Total of HSBC funds linked to State inflated by IFSC

$3.5bn held in accounts linked to Republic, analysis of HSBC files finds

The amount of money linked to Ireland in the leaked HSBC files is inflated by the International Financial Services Centre in Dublin. Photograph: Bryan O’Brien

The amount of money linked to Ireland in the leaked HSBC files is inflated by the International Financial Services Centre in Dublin. Photograph: Bryan O’Brien

 

The amount of money linked to Ireland in the leaked HSBC files is inflated by the International Financial Services Centre (IFSC) in Dublin, and the role Ireland plays in the international funds administration business.

Analysis of the files – which are electronic data rather than electronically stored copies of paper documents – by The Irish Times and the International Consortium of Investigative Journalists found the accounts linked with Ireland held a total of $3.543 billion, and involved slightly more than 350 clients as well as 892 accounts.

The HSBC accounts linked with Irish-resident individuals appear to hold money belonging to small and medium-sized business people. A significant number of them who had undeclared money in their accounts declared the money as part of a Revenue incentive scheme or tax amnesty in 2004. Another 20 have made settlements since the data was obtained by the Revenue Commissioners in 2010.

It is not illegal to hold a Swiss bank account but some of the Irish accounts may have been used for possibly illegal activities. The Irish Times understands one was linked with payments to senior political figures in a third country.

The HSBC data was collected in 2006 and 2007 and 241 of the Irish accounts had funds in them, but many others were closed. Most of the accounts (225) were in the name of an individual, while 56 were numbered and 72 were in the name of an offshore company. It is important to note the money in an account in a person’s name could be transferred to an offshore company and so appear twice in the data.

Northern Ireland addresses

The Irish accounts include addresses in Northern Ireland as well as the Republic, and also Irish nationals who are resident in the United Kingdom and elsewhere, including Switzerland, as well as UK and other nationals, who are , or were, resident here.

The largest balance held by an individual with an Irish address was in excess of €12 million and was in accounts associated with a businessman who told The Irish Times he is not domiciled here.

The dates of birth recorded in the files show Irish residents of all ages being involved, including people born in the 1920s, as well as cases where parents and children of families are all listed as being associated with deposits.

Figures skewed

The extent to which banks based in the IFSC skew the Irish figures is illustrated by an account in the name of Citco Global Custody NV, a Dutch funds services operation. It has a balance of $731 million and used as its address a Citco Bank Netherlands branch in the IFSC.

There are a number of other accounts that hold multi- hundred-million dollar balances, and are associated with funds or funds administration services companies with Dublin addresses. The use of HSBC by Dublin-based fund administration companies links Ireland to well-known or powerful foreign nationals.

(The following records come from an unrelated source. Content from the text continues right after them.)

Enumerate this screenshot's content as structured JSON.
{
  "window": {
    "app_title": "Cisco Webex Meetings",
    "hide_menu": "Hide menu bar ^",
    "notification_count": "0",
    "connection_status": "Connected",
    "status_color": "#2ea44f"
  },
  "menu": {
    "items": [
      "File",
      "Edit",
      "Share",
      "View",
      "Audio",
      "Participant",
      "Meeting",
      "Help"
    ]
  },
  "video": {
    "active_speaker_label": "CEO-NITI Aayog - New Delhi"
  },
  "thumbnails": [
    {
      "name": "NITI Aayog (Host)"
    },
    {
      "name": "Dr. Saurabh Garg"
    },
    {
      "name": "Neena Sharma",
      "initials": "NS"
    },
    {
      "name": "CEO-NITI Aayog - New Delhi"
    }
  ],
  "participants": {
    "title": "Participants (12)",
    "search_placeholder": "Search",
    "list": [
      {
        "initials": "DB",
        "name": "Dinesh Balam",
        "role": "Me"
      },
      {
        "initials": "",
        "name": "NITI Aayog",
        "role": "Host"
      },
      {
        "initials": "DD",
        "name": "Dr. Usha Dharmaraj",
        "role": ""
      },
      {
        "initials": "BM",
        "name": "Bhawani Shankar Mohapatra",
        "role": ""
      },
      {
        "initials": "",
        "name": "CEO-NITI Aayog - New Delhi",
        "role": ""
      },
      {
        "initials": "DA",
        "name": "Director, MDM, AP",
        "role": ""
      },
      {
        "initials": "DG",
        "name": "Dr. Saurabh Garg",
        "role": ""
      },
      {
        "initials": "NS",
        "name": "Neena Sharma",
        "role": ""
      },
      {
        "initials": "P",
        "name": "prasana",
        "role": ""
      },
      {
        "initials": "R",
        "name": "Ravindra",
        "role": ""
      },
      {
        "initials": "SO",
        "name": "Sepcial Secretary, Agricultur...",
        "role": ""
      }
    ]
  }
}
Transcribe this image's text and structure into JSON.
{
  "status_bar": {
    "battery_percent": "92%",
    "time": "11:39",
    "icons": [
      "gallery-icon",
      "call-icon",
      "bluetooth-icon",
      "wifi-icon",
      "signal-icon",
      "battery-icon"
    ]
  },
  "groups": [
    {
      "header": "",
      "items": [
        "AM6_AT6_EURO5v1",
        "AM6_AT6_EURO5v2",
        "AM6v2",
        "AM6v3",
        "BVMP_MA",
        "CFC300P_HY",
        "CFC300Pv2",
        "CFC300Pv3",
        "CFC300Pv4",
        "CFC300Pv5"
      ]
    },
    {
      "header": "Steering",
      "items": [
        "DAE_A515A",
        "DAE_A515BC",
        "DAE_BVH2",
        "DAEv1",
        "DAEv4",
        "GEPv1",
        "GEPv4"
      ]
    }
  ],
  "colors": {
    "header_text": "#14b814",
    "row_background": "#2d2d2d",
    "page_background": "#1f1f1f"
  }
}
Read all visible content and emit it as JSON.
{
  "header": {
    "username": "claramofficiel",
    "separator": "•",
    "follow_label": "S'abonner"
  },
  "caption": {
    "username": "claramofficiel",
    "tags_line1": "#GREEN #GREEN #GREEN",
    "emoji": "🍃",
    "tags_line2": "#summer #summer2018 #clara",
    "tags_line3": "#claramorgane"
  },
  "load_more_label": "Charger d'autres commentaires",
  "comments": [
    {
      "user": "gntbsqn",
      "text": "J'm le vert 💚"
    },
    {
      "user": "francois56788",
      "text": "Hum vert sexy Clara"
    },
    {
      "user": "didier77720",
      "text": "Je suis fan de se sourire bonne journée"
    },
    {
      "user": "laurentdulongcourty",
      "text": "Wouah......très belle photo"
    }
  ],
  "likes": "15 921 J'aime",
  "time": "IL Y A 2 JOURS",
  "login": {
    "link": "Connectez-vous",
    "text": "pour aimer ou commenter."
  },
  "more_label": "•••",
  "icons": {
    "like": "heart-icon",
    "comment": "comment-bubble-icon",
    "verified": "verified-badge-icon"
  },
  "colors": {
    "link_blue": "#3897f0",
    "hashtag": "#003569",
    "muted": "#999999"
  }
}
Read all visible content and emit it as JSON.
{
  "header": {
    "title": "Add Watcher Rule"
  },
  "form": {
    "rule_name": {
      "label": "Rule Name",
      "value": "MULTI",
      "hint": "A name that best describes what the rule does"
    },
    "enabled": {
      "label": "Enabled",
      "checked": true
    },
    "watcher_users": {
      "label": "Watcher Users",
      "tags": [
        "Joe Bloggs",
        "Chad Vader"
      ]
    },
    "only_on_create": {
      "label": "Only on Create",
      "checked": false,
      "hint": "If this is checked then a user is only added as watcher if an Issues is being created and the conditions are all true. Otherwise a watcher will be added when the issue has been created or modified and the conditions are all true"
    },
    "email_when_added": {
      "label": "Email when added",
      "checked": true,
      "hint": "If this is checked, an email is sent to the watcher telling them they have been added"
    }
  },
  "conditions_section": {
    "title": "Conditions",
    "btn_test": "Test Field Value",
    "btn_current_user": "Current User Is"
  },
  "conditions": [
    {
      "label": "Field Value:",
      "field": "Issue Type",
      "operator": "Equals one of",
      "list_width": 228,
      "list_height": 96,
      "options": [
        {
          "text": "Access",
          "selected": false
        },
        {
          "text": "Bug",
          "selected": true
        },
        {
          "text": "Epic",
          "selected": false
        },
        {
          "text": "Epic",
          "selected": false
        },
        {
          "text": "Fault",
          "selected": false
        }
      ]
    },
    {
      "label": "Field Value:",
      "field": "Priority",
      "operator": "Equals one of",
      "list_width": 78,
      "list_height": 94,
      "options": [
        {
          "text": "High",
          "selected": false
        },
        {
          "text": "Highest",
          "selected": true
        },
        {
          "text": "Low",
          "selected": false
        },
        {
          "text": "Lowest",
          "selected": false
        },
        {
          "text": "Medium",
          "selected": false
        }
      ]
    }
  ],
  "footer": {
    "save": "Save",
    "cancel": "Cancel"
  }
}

The “Irish” files contain the names of a number of senior members of the Saudi royal family, many of whom give their occupations as “prince” or “princess” but one of whom, Prince Mohammad Bin Fahd Bin Abdulaziz Al Saud Al Bilad, is described as the governor of the eastern region of Saudi Arabia. The eastern region is the site of many of the kingdom’s oil wells.

The link between the Saudis and Ireland comes by way of Custom House Administration and Corporate Services Ltd, with an address on Eden Quay, Dublin. Custom House Administration has since changed its name to TMF Custom House Fund Services (Ireland) Ltd and has an address at Spencer Dock, Dublin.

In 2006, the company was owned by Custom House Holding Ltd, with an address in the British Virgin Islands.